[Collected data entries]
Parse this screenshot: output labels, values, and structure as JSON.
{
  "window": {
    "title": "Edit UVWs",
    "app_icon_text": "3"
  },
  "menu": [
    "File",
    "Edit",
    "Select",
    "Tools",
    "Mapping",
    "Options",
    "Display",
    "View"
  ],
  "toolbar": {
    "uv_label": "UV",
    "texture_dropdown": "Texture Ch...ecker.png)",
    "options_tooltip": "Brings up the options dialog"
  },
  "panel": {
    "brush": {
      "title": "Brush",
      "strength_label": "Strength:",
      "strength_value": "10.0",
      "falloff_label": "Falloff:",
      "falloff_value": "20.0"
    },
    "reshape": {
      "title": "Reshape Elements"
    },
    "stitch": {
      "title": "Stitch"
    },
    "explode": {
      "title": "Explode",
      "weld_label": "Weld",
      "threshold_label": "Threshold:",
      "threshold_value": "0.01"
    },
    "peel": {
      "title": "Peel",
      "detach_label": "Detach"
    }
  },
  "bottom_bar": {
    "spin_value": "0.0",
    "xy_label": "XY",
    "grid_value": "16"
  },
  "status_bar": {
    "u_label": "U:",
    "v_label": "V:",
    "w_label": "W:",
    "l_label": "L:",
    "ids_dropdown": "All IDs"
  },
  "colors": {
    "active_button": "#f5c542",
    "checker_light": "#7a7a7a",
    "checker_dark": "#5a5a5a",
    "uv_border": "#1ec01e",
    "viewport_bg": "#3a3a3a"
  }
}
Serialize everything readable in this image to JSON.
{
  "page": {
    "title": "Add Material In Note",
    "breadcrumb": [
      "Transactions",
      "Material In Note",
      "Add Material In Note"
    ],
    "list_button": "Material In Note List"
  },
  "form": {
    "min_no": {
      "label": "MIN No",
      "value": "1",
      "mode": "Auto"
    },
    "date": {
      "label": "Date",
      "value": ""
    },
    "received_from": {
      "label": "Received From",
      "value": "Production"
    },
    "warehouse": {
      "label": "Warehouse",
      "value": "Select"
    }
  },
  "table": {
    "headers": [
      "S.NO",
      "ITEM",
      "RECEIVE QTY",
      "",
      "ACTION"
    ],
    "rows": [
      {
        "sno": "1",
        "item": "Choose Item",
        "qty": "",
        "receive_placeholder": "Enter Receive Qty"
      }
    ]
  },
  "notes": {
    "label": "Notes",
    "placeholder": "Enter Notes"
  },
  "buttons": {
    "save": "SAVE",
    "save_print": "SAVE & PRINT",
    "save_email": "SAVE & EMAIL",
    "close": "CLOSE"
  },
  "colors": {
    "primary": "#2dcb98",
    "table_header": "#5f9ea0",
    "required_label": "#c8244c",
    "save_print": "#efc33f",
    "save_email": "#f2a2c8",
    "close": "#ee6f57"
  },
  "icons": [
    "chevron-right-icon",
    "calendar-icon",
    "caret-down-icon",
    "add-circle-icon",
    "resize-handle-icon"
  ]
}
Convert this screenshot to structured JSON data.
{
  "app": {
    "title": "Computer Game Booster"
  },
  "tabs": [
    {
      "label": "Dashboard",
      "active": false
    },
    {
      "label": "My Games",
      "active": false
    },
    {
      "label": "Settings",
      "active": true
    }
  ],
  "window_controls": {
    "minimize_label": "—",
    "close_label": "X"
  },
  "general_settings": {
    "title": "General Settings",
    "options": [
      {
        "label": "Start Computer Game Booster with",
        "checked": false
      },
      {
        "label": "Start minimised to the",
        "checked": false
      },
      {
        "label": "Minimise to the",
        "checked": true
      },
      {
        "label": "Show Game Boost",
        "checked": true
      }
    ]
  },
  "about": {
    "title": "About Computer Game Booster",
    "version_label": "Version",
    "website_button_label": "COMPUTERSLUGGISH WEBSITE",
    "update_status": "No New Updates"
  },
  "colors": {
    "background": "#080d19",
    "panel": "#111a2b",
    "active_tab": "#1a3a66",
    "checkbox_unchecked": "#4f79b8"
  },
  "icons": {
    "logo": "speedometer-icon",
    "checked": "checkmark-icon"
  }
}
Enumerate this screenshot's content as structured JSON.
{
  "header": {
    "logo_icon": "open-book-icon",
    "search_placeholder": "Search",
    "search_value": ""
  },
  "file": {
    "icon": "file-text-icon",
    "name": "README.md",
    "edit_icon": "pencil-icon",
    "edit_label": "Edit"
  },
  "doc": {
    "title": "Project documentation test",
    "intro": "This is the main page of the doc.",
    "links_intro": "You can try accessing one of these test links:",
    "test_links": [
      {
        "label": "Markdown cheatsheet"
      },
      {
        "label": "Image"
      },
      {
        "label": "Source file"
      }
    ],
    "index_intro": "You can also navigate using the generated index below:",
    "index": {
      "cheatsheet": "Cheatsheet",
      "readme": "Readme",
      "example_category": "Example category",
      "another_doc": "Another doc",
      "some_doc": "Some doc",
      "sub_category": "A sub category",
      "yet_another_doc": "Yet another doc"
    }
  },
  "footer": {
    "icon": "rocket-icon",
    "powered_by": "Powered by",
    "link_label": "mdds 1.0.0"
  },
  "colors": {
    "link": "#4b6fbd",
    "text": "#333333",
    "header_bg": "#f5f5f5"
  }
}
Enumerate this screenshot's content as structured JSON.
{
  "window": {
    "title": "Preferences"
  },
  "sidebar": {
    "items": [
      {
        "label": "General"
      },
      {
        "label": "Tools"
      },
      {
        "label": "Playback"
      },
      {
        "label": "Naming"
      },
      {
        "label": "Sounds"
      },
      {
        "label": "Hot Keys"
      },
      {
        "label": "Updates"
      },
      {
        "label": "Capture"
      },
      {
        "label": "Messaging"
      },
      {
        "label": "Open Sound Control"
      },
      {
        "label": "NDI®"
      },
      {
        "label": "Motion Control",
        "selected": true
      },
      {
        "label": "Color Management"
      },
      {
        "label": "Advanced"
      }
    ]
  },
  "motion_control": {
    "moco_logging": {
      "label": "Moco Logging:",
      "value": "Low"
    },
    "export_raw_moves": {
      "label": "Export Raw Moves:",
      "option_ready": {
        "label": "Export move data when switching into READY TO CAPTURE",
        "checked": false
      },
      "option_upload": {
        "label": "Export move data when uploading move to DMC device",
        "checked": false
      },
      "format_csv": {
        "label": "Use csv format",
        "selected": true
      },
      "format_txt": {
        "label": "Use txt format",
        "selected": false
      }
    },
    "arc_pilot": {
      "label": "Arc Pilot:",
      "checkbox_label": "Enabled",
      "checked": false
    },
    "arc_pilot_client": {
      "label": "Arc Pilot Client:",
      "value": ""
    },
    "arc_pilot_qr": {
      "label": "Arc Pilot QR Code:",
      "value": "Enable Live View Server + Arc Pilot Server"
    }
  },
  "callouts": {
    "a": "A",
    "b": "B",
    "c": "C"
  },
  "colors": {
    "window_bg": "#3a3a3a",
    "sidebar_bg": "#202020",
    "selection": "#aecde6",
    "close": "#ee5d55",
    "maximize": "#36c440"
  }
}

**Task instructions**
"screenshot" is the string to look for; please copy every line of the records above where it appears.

**Answer**
Parse this screenshot: output labels, values, and structure as JSON.
Convert this screenshot to structured JSON data.
Enumerate this screenshot's content as structured JSON.
Enumerate this screenshot's content as structured JSON.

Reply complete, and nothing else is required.